What you have to do
Report, as a single number, how many lines of the records contain the word "left".

Recorded data
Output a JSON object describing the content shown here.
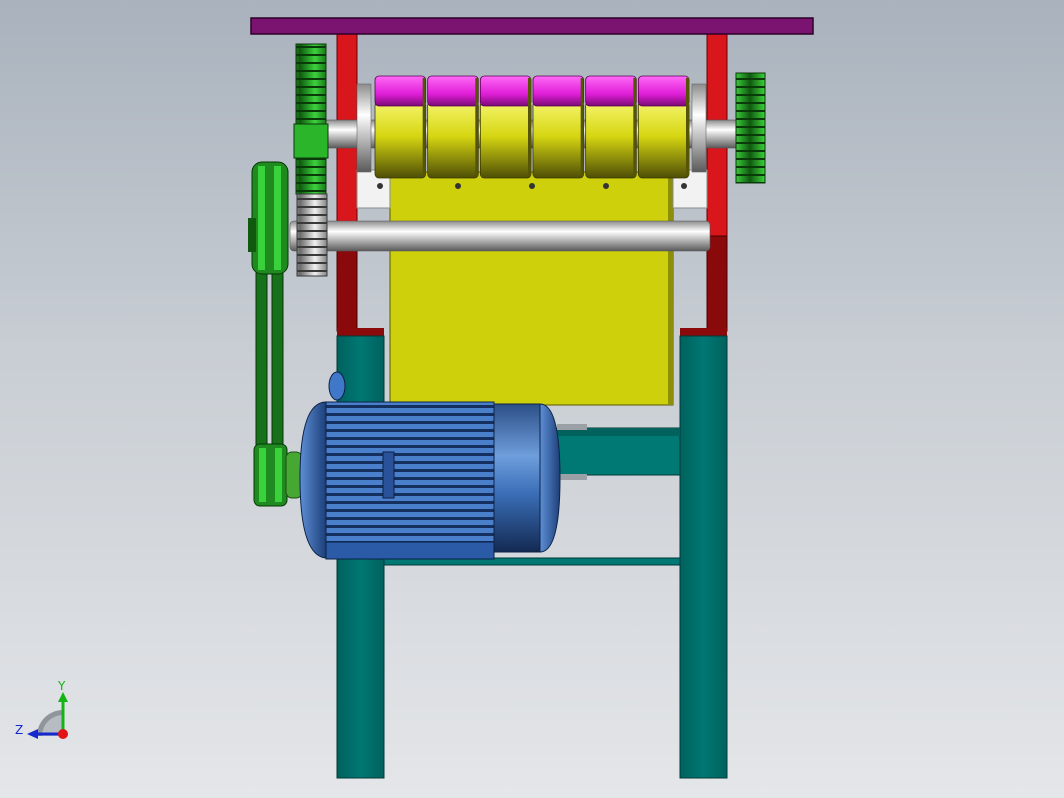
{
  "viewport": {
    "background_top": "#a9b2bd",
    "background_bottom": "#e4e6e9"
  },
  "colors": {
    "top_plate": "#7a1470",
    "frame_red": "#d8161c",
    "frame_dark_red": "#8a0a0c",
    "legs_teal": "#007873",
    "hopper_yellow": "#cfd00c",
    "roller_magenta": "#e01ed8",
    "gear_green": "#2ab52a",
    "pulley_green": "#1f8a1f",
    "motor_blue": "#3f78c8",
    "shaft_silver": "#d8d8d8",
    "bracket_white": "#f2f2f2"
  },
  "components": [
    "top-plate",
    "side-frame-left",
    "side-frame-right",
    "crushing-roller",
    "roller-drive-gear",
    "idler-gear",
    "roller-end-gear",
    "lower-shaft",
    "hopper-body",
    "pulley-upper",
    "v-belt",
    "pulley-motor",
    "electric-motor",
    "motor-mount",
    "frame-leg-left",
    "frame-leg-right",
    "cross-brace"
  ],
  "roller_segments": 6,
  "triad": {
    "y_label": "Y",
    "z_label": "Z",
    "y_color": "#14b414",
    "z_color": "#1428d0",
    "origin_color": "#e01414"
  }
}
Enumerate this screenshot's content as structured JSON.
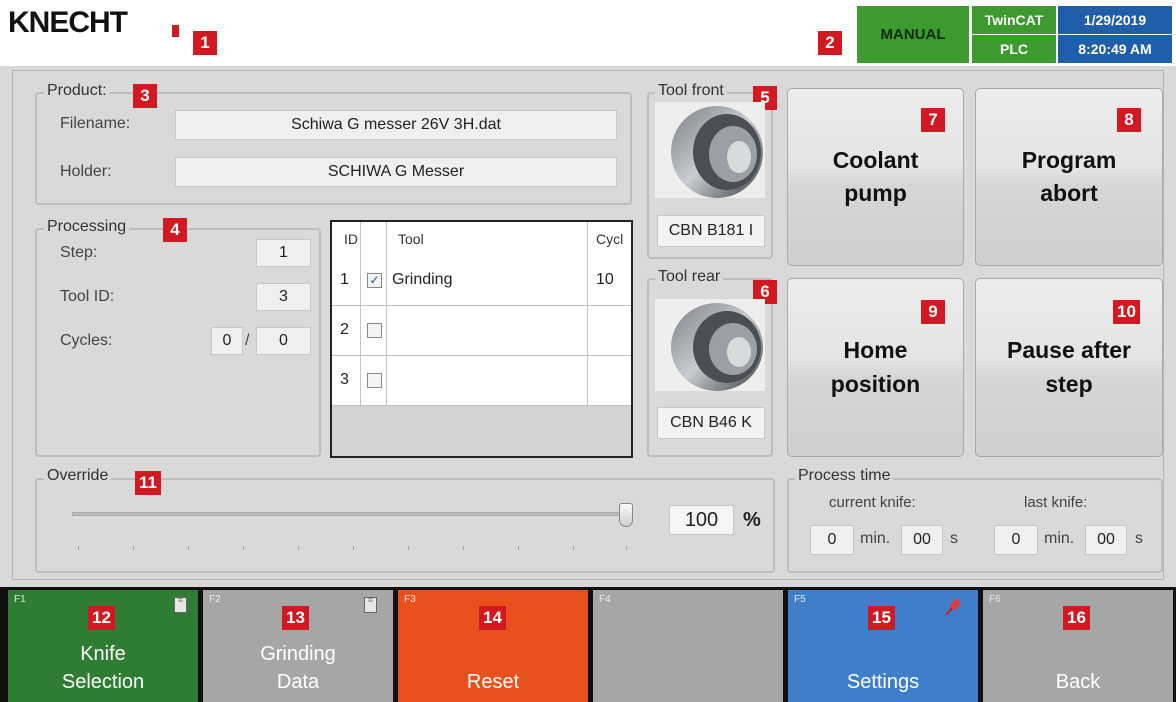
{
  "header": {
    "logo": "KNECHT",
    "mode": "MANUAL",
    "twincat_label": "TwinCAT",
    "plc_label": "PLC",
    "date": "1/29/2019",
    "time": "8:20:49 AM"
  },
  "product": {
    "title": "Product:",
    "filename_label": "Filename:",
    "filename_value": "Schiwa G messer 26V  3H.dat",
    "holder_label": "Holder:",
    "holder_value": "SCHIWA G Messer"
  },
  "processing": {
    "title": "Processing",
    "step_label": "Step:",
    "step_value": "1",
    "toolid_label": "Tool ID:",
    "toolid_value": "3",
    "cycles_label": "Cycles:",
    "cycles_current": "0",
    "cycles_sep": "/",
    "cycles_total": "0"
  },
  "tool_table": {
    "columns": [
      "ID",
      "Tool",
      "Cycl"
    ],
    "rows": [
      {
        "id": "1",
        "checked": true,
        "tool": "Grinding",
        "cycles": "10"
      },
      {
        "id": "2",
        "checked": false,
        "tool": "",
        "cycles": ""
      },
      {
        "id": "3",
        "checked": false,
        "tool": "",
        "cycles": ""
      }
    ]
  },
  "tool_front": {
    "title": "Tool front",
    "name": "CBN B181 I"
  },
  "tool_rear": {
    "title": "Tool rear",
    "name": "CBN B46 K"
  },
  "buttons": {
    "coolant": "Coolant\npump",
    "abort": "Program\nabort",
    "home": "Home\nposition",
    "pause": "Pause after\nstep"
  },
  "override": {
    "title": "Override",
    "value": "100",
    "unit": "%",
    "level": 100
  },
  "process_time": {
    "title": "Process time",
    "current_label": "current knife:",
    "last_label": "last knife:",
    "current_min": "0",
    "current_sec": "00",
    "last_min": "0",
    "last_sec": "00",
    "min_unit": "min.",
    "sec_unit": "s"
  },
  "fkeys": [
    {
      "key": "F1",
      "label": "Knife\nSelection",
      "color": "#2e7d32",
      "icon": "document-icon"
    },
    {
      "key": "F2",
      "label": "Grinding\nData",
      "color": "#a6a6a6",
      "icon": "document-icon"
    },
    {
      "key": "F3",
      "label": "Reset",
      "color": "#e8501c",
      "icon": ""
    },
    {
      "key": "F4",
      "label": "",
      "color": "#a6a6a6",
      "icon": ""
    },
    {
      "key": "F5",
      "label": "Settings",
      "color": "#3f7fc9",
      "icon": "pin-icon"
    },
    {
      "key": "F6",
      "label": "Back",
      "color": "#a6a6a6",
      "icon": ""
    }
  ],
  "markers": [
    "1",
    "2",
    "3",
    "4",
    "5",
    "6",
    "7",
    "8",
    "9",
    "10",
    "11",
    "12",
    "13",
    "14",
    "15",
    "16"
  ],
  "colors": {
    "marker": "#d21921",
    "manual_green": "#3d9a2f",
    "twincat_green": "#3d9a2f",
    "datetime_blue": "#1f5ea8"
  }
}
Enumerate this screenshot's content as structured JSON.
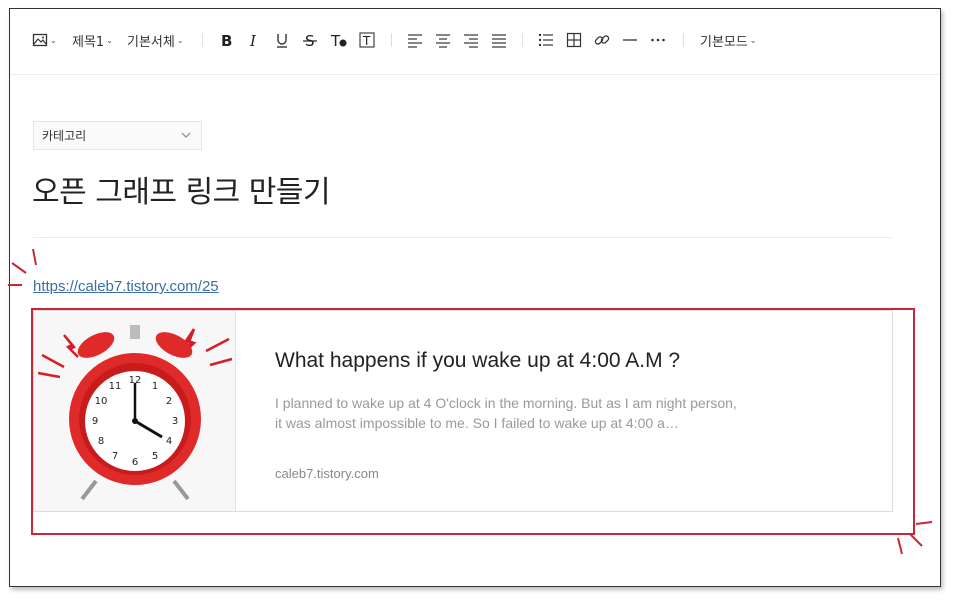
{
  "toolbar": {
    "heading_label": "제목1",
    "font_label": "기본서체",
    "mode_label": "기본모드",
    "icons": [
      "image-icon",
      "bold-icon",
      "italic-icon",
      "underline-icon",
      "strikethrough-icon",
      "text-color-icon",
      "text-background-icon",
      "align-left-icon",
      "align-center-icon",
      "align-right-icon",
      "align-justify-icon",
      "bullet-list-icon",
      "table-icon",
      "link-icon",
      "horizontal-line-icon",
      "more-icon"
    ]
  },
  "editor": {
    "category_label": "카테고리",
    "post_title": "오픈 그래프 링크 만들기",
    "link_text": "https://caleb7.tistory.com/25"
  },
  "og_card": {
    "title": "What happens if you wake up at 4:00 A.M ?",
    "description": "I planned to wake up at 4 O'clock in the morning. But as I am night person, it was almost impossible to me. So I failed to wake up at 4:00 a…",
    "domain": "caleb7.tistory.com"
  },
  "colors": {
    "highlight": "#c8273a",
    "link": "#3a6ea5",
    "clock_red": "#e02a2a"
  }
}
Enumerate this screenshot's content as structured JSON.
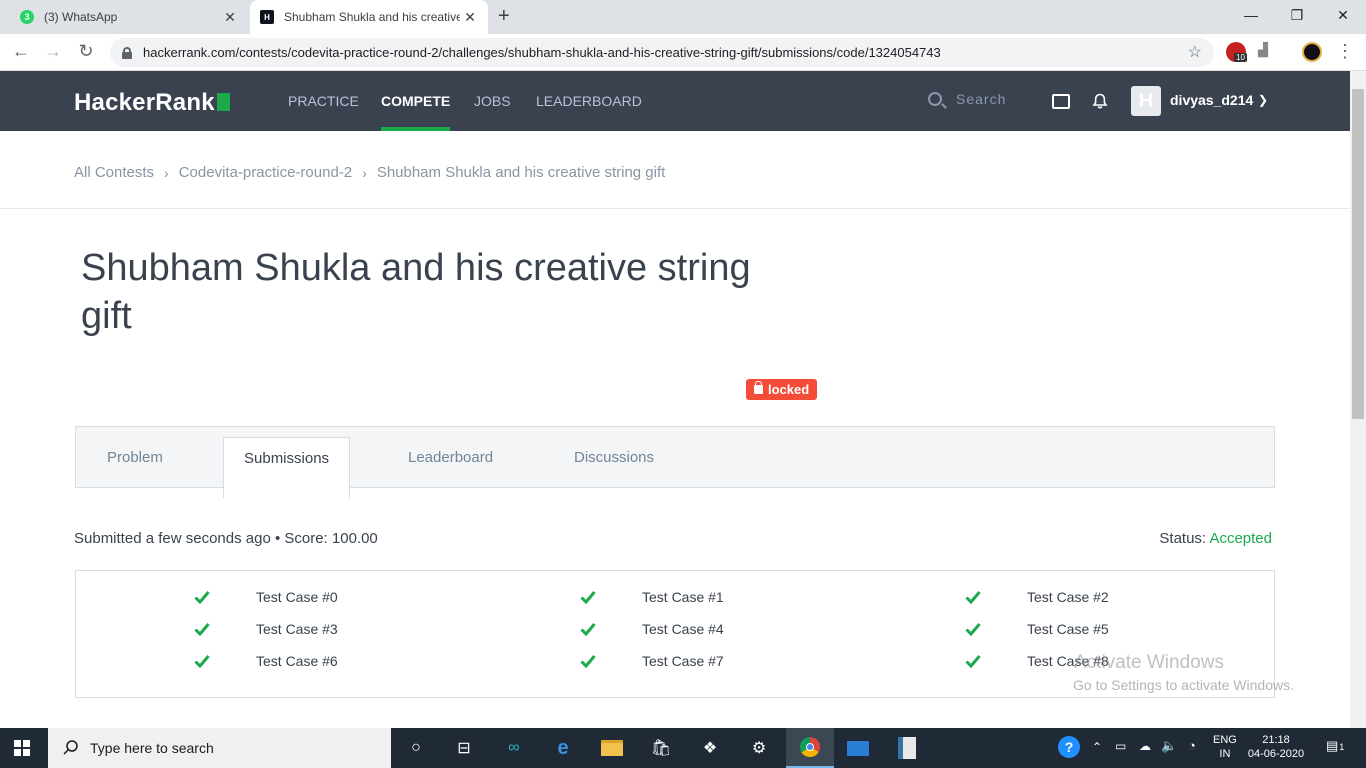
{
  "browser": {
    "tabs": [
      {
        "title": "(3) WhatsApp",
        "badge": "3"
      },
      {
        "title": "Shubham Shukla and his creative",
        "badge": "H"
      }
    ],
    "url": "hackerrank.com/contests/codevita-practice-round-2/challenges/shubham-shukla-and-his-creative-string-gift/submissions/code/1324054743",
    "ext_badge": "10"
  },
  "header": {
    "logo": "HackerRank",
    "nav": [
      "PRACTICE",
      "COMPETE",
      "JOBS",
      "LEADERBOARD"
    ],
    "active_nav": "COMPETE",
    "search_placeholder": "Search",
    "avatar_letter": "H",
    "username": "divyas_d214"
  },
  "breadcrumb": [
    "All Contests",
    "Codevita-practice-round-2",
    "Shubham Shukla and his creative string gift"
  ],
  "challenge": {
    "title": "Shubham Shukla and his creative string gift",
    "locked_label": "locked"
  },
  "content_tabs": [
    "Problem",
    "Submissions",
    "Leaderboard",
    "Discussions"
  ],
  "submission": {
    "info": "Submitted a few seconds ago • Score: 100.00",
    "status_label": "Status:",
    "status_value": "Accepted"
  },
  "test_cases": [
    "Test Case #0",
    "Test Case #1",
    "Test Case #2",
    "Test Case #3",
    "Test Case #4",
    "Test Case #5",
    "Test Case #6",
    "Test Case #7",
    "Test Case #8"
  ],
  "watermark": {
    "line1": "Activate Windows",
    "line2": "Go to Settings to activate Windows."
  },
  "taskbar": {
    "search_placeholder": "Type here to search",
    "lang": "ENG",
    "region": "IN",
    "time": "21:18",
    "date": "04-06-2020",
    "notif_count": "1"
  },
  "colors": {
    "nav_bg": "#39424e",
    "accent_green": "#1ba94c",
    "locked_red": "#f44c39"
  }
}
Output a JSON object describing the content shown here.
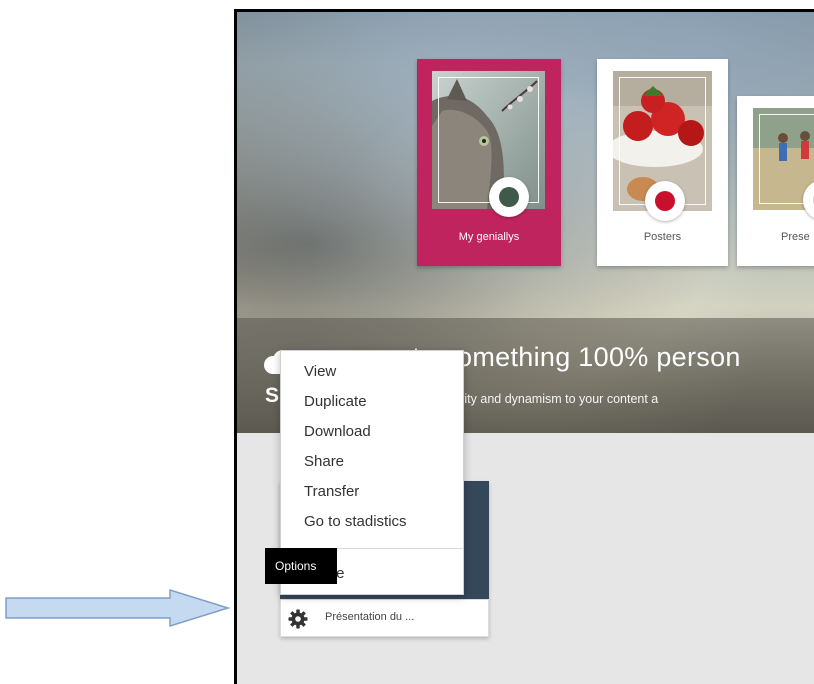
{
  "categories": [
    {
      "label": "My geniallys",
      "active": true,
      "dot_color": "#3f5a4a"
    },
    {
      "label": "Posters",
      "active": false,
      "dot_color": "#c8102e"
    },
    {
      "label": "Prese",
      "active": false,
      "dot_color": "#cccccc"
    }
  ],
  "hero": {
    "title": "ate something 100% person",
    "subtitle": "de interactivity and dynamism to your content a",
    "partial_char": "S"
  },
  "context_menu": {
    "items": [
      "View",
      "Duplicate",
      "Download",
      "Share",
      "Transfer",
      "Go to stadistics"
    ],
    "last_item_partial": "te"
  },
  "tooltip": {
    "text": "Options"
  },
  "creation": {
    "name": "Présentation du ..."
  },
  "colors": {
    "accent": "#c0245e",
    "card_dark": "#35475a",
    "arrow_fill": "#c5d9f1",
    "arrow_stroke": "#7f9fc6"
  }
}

Solution to the exercise
3